They told me that because I live in Florida, I have to go to a dealer and have the dealer do the transaction.

The lender told you this? So if you leased at a Toyota dealer in FL and they used this lender, then the lender obviously does business in FL. Are you looking at their mailing address and trying to use that as an out? Because, no, that doesn’t hold water.

Pretty much all buy outs in FL have to go through a dealer thanks to FL law. Unfortunately this is a reality.

Now, are you saying that there are no affiliated dealers with that leasing company in FL at all, so you can’t even use a local dealer?

Actually, I leased through a dealer in Ohio, though I lived in Florida the entire time. Ohio dealers use a different financing company (Toyota Financial Services) than Florida dealers (Toyota Southeast or something like that). As a result, Toyota Financial probably doesn’t have a huge amount of lessees in Florida, but they probably have a good number.
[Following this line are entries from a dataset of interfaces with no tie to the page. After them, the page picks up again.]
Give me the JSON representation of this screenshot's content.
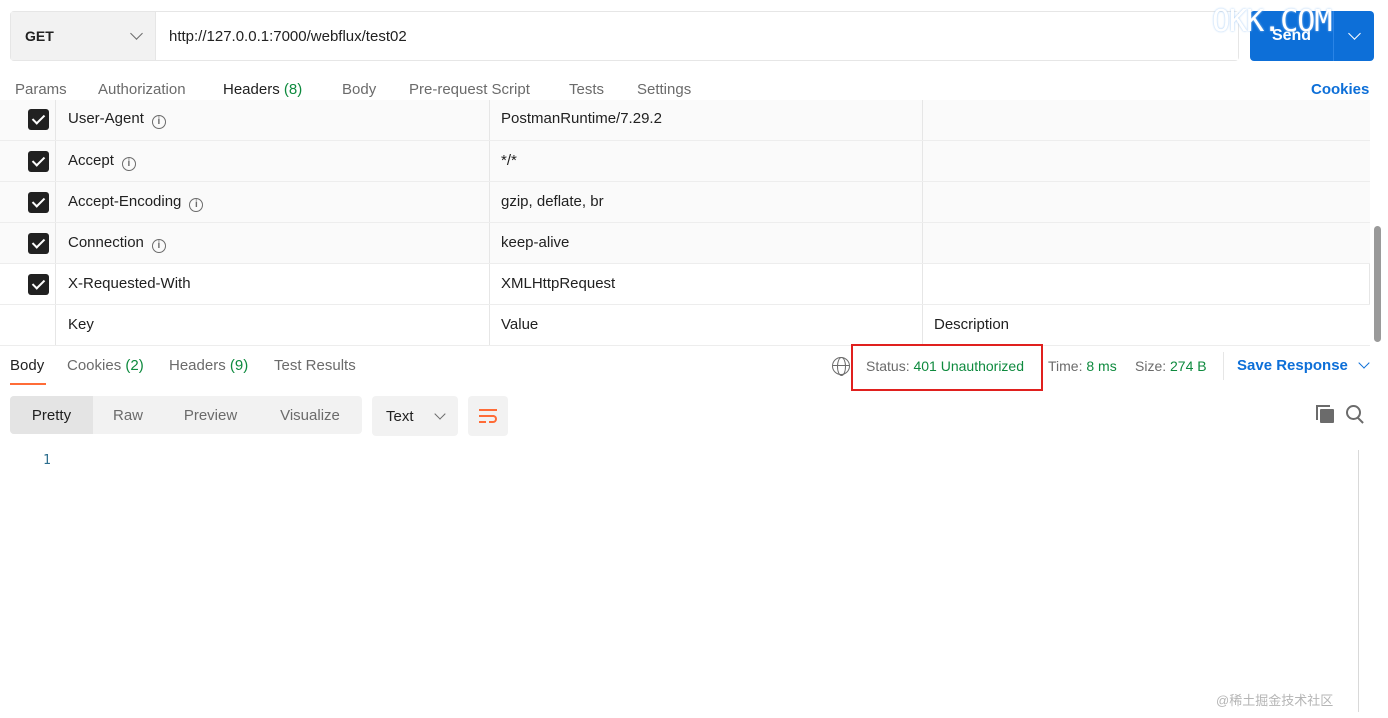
{
  "request": {
    "method": "GET",
    "url": "http://127.0.0.1:7000/webflux/test02",
    "send_label": "Send"
  },
  "watermark_text": "OKK.COM",
  "request_tabs": [
    {
      "label": "Params",
      "count": ""
    },
    {
      "label": "Authorization",
      "count": ""
    },
    {
      "label": "Headers",
      "count": "(8)"
    },
    {
      "label": "Body",
      "count": ""
    },
    {
      "label": "Pre-request Script",
      "count": ""
    },
    {
      "label": "Tests",
      "count": ""
    },
    {
      "label": "Settings",
      "count": ""
    }
  ],
  "cookies_link": "Cookies",
  "headers": [
    {
      "key": "User-Agent",
      "value": "PostmanRuntime/7.29.2",
      "checked": true
    },
    {
      "key": "Accept",
      "value": "*/*",
      "checked": true
    },
    {
      "key": "Accept-Encoding",
      "value": "gzip, deflate, br",
      "checked": true
    },
    {
      "key": "Connection",
      "value": "keep-alive",
      "checked": true
    },
    {
      "key": "X-Requested-With",
      "value": "XMLHttpRequest",
      "checked": true
    }
  ],
  "new_row": {
    "key": "Key",
    "value": "Value",
    "description": "Description"
  },
  "response_tabs": [
    {
      "label": "Body",
      "count": ""
    },
    {
      "label": "Cookies",
      "count": "(2)"
    },
    {
      "label": "Headers",
      "count": "(9)"
    },
    {
      "label": "Test Results",
      "count": ""
    }
  ],
  "response_meta": {
    "status_label": "Status:",
    "status_value": "401 Unauthorized",
    "time_label": "Time:",
    "time_value": "8 ms",
    "size_label": "Size:",
    "size_value": "274 B",
    "save_response": "Save Response"
  },
  "format_buttons": [
    "Pretty",
    "Raw",
    "Preview",
    "Visualize"
  ],
  "content_type": "Text",
  "editor": {
    "line_number": "1"
  },
  "footer_watermark": "@稀土掘金技术社区",
  "colors": {
    "accent_orange": "#ff6c37",
    "brand_blue": "#0d6fd8",
    "status_green": "#0e8a3e",
    "highlight_red": "#e0201e"
  }
}
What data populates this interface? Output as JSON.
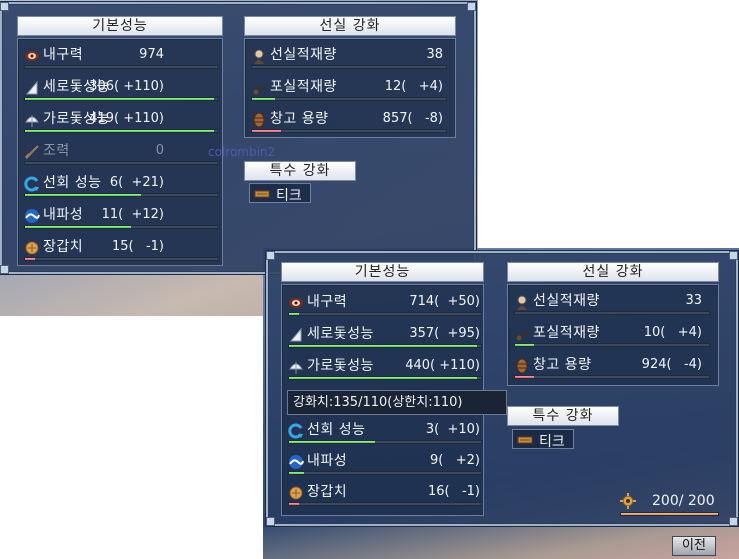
{
  "screen1": {
    "basic_header": "기본성능",
    "cabin_header": "선실 강화",
    "special_header": "특수 강화",
    "stats": [
      {
        "icon": "hull-icon",
        "label": "내구력",
        "value": "974",
        "bar": 0.0,
        "color": "g"
      },
      {
        "icon": "fore-aft-sail-icon",
        "label": "세로돛성능",
        "value": "306( +110)",
        "bar": 0.98,
        "color": "g"
      },
      {
        "icon": "square-sail-icon",
        "label": "가로돛성능",
        "value": "419( +110)",
        "bar": 0.98,
        "color": "g"
      },
      {
        "icon": "oar-icon",
        "label": "조력",
        "value": "0",
        "bar": 0.0,
        "color": "g",
        "dim": true
      },
      {
        "icon": "turning-icon",
        "label": "선회 성능",
        "value": "6(  +21)",
        "bar": 0.6,
        "color": "g"
      },
      {
        "icon": "wave-resistance-icon",
        "label": "내파성",
        "value": "11(  +12)",
        "bar": 0.55,
        "color": "g"
      },
      {
        "icon": "armor-icon",
        "label": "장갑치",
        "value": "15(   -1)",
        "bar": 0.05,
        "color": "r"
      }
    ],
    "cabin": [
      {
        "icon": "crew-icon",
        "label": "선실적재량",
        "value": "38",
        "bar": 0.0,
        "color": "g"
      },
      {
        "icon": "cannon-icon",
        "label": "포실적재량",
        "value": "12(   +4)",
        "bar": 0.12,
        "color": "g"
      },
      {
        "icon": "cargo-icon",
        "label": "창고 용량",
        "value": "857(   -8)",
        "bar": 0.15,
        "color": "r"
      }
    ],
    "special_item": "티크",
    "overlay_name": "colrombin2"
  },
  "screen2": {
    "basic_header": "기본성능",
    "cabin_header": "선실 강화",
    "special_header": "특수 강화",
    "stats": [
      {
        "icon": "hull-icon",
        "label": "내구력",
        "value": "714(  +50)",
        "bar": 0.05,
        "color": "g"
      },
      {
        "icon": "fore-aft-sail-icon",
        "label": "세로돛성능",
        "value": "357(  +95)",
        "bar": 0.98,
        "color": "g"
      },
      {
        "icon": "square-sail-icon",
        "label": "가로돛성능",
        "value": "440( +110)",
        "bar": 0.98,
        "color": "g"
      },
      {
        "icon": "turning-icon",
        "label": "선회 성능",
        "value": "3(  +10)",
        "bar": 0.45,
        "color": "g"
      },
      {
        "icon": "wave-resistance-icon",
        "label": "내파성",
        "value": "9(   +2)",
        "bar": 0.08,
        "color": "g"
      },
      {
        "icon": "armor-icon",
        "label": "장갑치",
        "value": "16(   -1)",
        "bar": 0.05,
        "color": "r"
      }
    ],
    "cabin": [
      {
        "icon": "crew-icon",
        "label": "선실적재량",
        "value": "33",
        "bar": 0.0,
        "color": "g"
      },
      {
        "icon": "cannon-icon",
        "label": "포실적재량",
        "value": "10(   +4)",
        "bar": 0.1,
        "color": "g"
      },
      {
        "icon": "cargo-icon",
        "label": "창고 용량",
        "value": "924(   -4)",
        "bar": 0.1,
        "color": "r"
      }
    ],
    "special_item": "티크",
    "tooltip": "강화치:135/110(상한치:110)",
    "durability": "200/ 200",
    "durability_bar": 1.0,
    "prev_button": "이전"
  }
}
In any event, the point I’m trying to get at is that the dealer registration rules are meant to protect the public and these leasing companies are basically using someone else’s registration (the dealer’s) to evade the registration requirements AND TO BOOT they are requiring their customers to foot the bill.